START Records

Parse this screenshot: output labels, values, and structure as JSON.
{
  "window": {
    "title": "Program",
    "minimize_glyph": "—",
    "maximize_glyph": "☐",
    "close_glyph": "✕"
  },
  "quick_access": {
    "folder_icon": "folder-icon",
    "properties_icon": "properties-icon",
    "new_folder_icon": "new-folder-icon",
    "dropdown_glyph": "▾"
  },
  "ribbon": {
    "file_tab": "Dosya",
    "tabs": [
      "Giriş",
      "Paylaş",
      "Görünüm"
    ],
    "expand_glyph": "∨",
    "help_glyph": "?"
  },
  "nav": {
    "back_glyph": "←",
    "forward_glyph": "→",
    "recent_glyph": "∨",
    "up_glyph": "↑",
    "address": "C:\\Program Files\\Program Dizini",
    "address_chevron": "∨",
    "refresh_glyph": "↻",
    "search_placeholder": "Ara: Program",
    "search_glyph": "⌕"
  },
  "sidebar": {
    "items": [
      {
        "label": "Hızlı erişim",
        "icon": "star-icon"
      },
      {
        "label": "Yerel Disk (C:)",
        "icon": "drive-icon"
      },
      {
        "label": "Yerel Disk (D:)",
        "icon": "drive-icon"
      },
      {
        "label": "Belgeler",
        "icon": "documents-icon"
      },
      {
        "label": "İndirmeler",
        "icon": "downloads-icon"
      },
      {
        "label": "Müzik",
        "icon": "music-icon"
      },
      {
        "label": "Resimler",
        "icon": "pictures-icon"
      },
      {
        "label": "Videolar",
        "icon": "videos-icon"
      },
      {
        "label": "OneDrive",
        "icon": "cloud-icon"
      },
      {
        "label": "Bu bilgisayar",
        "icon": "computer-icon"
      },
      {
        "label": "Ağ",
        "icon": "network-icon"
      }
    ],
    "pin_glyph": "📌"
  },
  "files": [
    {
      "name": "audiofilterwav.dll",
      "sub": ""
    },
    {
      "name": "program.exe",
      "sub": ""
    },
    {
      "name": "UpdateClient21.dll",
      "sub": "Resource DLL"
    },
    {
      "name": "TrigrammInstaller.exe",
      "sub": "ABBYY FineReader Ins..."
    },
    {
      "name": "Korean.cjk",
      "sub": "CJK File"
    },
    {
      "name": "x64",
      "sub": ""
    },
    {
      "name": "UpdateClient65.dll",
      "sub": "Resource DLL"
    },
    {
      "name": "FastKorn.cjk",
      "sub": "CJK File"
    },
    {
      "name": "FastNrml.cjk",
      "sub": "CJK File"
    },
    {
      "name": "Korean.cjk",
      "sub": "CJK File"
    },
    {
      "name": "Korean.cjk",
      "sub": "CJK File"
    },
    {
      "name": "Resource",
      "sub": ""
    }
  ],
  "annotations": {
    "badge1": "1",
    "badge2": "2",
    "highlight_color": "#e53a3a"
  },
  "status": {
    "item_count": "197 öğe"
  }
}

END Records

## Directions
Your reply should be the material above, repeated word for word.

## Response below
Parse this screenshot: output labels, values, and structure as JSON.
{
  "window": {
    "title": "Program",
    "minimize_glyph": "—",
    "maximize_glyph": "☐",
    "close_glyph": "✕"
  },
  "quick_access": {
    "folder_icon": "folder-icon",
    "properties_icon": "properties-icon",
    "new_folder_icon": "new-folder-icon",
    "dropdown_glyph": "▾"
  },
  "ribbon": {
    "file_tab": "Dosya",
    "tabs": [
      "Giriş",
      "Paylaş",
      "Görünüm"
    ],
    "expand_glyph": "∨",
    "help_glyph": "?"
  },
  "nav": {
    "back_glyph": "←",
    "forward_glyph": "→",
    "recent_glyph": "∨",
    "up_glyph": "↑",
    "address": "C:\\Program Files\\Program Dizini",
    "address_chevron": "∨",
    "refresh_glyph": "↻",
    "search_placeholder": "Ara: Program",
    "search_glyph": "⌕"
  },
  "sidebar": {
    "items": [
      {
        "label": "Hızlı erişim",
        "icon": "star-icon"
      },
      {
        "label": "Yerel Disk (C:)",
        "icon": "drive-icon"
      },
      {
        "label": "Yerel Disk (D:)",
        "icon": "drive-icon"
      },
      {
        "label": "Belgeler",
        "icon": "documents-icon"
      },
      {
        "label": "İndirmeler",
        "icon": "downloads-icon"
      },
      {
        "label": "Müzik",
        "icon": "music-icon"
      },
      {
        "label": "Resimler",
        "icon": "pictures-icon"
      },
      {
        "label": "Videolar",
        "icon": "videos-icon"
      },
      {
        "label": "OneDrive",
        "icon": "cloud-icon"
      },
      {
        "label": "Bu bilgisayar",
        "icon": "computer-icon"
      },
      {
        "label": "Ağ",
        "icon": "network-icon"
      }
    ],
    "pin_glyph": "📌"
  },
  "files": [
    {
      "name": "audiofilterwav.dll",
      "sub": ""
    },
    {
      "name": "program.exe",
      "sub": ""
    },
    {
      "name": "UpdateClient21.dll",
      "sub": "Resource DLL"
    },
    {
      "name": "TrigrammInstaller.exe",
      "sub": "ABBYY FineReader Ins..."
    },
    {
      "name": "Korean.cjk",
      "sub": "CJK File"
    },
    {
      "name": "x64",
      "sub": ""
    },
    {
      "name": "UpdateClient65.dll",
      "sub": "Resource DLL"
    },
    {
      "name": "FastKorn.cjk",
      "sub": "CJK File"
    },
    {
      "name": "FastNrml.cjk",
      "sub": "CJK File"
    },
    {
      "name": "Korean.cjk",
      "sub": "CJK File"
    },
    {
      "name": "Korean.cjk",
      "sub": "CJK File"
    },
    {
      "name": "Resource",
      "sub": ""
    }
  ],
  "annotations": {
    "badge1": "1",
    "badge2": "2",
    "highlight_color": "#e53a3a"
  },
  "status": {
    "item_count": "197 öğe"
  }
}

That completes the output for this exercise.